From dazzling delectable delights to mesmerizing jewels of the Nile, Hemmerle knows no bounds when it comes to inspiration for its special jewelry collections. For its latest unique series, Hemmerle explores the diverse characteristics of aluminum in The [AL] Project.
Like modern day alchemists, Hemmerle’s highly skilled craftsmen have transformed this versatile everyday metal into 15 one-of-a-kind pairs of earrings and a brooch inspired by eclectic themes including nature, minimalism and geometry. Earth’s most precious materials – glistening gemstones such as diamonds, sapphires, aquamarines and garnets – are seamlessly set in this more common metal, which was once considered the most valuable and sought after material in the world.
“Aluminium’s natural strength and lightness in weight provided the perfect opportunity for us to experiment further with the metal and celebrate its past splendour,” explains Christian Hemmerle. “Its malleability enabled us to focus on innovation and create intricate works which are delicate in design yet highly durable, whilst remaining true to our dedication to craftsmanship.”
No stranger to experimenting with unconventional metals in its jewelry, Hemmerle boldly continues this tradition of creative exploration with aluminum. Pairing different colored metals with gemstones has become a signature of the firm’s design repertoire, a practice that often necessitates metal hue manipulation to achieve the perfect complimentary color. With The [AL] Project, Hemmerle’s jewelers have mastered a process of anodizing the aluminum, offering the German jewelry house a spectrum of color with which to brilliantly compliment the natural colors of the gemstones set within the featherweight designs.
Purple sapphires and diamonds dance at the center of a clematis flower brooch, its aluminum petals airily layered with purple nuance. Also inspired by the natural world, a pair of earrings take the form of ranunculus flowers with richly textured red petals that unfold to reveal a spiky center of diamonds.
“Informed by the aesthetic we have defined over several decades, the resulting creations are distinctly Hemmerle but imbued with an element of surprise,” says Christian Hemmerle.
In addition to the new series, Hemmerle will also be debuting a new exhibition stand at TEFAF this year. Designed in collaboration with the Dutch architect Tom Postma, the ambitious design combines urbane modernity with sophisticated engineering. Over 3,000 American walnut-wood rods, each individually crafted and connected to over 16,500 uniquely engineered aluminum rods, form 16 individual, multilayered screens that appear to float in the air. The conceptualized design took over a year to finalize.

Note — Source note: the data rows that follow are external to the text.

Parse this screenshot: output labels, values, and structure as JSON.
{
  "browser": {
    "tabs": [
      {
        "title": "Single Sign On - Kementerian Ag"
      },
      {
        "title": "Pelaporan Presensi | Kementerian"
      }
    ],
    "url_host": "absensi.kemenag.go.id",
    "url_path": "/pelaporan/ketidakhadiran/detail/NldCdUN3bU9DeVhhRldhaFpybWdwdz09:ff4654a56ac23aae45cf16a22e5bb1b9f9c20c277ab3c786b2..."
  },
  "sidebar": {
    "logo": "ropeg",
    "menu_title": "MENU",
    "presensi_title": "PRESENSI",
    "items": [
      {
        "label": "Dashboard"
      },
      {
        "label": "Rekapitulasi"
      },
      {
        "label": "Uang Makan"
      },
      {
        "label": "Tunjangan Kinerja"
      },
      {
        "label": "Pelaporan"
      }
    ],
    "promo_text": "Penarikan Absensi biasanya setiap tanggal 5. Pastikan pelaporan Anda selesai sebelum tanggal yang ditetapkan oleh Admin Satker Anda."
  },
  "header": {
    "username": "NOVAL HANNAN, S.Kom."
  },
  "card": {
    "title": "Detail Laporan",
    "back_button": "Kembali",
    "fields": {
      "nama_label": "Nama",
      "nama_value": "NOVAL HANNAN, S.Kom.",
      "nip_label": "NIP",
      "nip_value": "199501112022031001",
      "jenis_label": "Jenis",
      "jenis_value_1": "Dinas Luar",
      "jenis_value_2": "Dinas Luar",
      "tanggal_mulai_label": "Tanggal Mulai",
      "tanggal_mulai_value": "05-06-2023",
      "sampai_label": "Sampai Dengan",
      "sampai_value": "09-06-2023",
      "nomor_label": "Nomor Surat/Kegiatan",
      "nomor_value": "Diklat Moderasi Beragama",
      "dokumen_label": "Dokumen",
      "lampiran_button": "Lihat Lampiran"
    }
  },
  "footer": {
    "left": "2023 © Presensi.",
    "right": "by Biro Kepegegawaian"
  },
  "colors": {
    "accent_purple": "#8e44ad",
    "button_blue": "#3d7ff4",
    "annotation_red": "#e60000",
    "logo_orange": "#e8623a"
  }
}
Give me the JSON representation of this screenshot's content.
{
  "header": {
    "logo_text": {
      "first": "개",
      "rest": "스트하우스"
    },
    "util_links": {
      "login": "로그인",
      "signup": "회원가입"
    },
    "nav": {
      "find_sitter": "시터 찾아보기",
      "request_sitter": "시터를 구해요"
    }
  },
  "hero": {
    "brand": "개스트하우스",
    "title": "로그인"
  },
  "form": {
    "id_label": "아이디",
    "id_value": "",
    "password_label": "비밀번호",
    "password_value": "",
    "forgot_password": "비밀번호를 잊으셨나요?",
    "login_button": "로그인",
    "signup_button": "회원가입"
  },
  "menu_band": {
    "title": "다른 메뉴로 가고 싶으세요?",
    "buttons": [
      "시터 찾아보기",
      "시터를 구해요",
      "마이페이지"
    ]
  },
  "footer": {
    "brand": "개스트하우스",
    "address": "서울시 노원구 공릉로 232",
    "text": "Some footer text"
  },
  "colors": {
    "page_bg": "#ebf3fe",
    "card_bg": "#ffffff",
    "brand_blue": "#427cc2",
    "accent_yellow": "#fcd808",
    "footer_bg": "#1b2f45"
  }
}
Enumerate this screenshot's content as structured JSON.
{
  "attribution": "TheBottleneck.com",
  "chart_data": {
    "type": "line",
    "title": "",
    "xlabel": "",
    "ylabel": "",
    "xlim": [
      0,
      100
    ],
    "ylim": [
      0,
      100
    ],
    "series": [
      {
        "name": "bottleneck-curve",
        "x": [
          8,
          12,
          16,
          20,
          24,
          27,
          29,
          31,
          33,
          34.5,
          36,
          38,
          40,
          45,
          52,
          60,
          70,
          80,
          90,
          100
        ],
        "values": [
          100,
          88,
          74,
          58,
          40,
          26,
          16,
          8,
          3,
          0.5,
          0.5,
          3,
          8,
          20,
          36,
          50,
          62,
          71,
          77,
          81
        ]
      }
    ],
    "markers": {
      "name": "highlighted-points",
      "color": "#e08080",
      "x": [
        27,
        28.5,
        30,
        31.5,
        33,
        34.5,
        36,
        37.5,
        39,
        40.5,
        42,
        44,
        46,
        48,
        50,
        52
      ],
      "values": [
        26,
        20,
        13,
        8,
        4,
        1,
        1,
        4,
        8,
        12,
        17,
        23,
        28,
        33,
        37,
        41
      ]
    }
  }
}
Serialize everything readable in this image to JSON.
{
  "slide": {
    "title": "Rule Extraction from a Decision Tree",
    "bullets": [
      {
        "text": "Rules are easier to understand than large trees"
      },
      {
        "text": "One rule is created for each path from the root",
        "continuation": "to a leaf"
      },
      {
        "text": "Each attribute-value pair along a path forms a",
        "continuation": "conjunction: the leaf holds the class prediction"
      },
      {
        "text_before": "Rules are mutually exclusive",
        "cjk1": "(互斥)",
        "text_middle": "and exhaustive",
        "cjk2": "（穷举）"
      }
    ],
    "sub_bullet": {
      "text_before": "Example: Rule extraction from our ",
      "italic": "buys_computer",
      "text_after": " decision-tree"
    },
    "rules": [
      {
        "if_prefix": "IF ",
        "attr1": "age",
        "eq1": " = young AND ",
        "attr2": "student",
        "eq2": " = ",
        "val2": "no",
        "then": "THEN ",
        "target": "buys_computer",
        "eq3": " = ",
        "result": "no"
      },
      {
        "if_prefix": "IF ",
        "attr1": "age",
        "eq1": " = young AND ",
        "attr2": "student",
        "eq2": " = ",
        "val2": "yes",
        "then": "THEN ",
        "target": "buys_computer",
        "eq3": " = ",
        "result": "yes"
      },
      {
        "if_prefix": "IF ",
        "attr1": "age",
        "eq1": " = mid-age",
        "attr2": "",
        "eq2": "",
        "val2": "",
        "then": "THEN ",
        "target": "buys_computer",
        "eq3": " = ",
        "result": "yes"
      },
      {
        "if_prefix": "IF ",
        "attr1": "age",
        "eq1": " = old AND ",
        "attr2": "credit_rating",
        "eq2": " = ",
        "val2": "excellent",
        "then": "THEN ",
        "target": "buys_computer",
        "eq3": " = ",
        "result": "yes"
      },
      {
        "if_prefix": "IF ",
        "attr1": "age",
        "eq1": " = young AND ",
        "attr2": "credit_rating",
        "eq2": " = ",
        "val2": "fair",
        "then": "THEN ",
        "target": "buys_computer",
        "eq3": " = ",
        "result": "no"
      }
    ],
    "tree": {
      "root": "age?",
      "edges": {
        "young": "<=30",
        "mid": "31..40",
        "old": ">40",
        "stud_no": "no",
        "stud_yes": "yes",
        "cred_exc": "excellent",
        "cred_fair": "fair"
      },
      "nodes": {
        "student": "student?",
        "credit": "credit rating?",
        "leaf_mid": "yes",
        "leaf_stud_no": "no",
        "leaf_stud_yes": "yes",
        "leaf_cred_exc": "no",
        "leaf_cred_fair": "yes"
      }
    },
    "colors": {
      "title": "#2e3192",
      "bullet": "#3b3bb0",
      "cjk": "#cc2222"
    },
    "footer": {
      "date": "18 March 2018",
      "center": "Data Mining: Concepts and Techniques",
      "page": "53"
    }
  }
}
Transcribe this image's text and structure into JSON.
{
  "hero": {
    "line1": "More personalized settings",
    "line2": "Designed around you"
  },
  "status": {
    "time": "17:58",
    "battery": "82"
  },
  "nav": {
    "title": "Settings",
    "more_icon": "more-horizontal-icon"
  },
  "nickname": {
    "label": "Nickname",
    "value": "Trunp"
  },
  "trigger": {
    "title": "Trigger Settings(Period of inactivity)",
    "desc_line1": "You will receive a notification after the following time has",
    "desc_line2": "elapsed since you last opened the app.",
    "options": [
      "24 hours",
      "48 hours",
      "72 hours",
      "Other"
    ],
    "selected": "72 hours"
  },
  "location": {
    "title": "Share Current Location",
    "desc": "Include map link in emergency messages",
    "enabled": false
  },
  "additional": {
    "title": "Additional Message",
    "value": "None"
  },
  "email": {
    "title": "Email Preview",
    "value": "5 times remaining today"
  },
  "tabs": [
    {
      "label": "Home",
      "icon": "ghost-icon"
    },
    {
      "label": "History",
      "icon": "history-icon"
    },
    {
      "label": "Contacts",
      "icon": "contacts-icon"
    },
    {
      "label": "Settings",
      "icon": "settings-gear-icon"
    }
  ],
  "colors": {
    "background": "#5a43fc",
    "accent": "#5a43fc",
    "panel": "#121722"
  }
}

“It was a process of constant trial and error,” explains Postma. “Everything about this design is new, and we had to learn along the way how it was going to materialise as we had envisioned. It required a level of dedication and patience echoed in Hemmerle’s design ethos and craftsmanship, always aimed at the highest level of creative output and quality.”
The highly intricate design of the stand is reflective of the attention to detail Hemmerle devotes to every piece of jewelry produced in its workshop, in both aesthetic and quality of craftsmanship. Innovation remains at the core of the firm, anchored by its distinct design philosophy, and the new stand keenly encapsulates these principles. Christian Hemmerle explains:
“We wanted to create a space with a lighter appearance, transparent yet with an inviting and warm atmosphere. Tom Postma and his team have exceeded all our expectations and the result is intriguing not only in terms of design, but also in the outstanding craftsmanship involved. With the use of wood and aluminium, the design fits the Hemmerle aesthetic perfectly.”
The [AL] Project will be previewed at TEFAF Maastricht, 11 – 20 March 2016. A limited edition book will be published to celebrate the pieces.
Hemmerle is also participating in Beauty – Cooper Hewitt Design Triennial at the Cooper Hewitt, Smithsonian Design Museum in New York between 12 February – 21 August, 2016.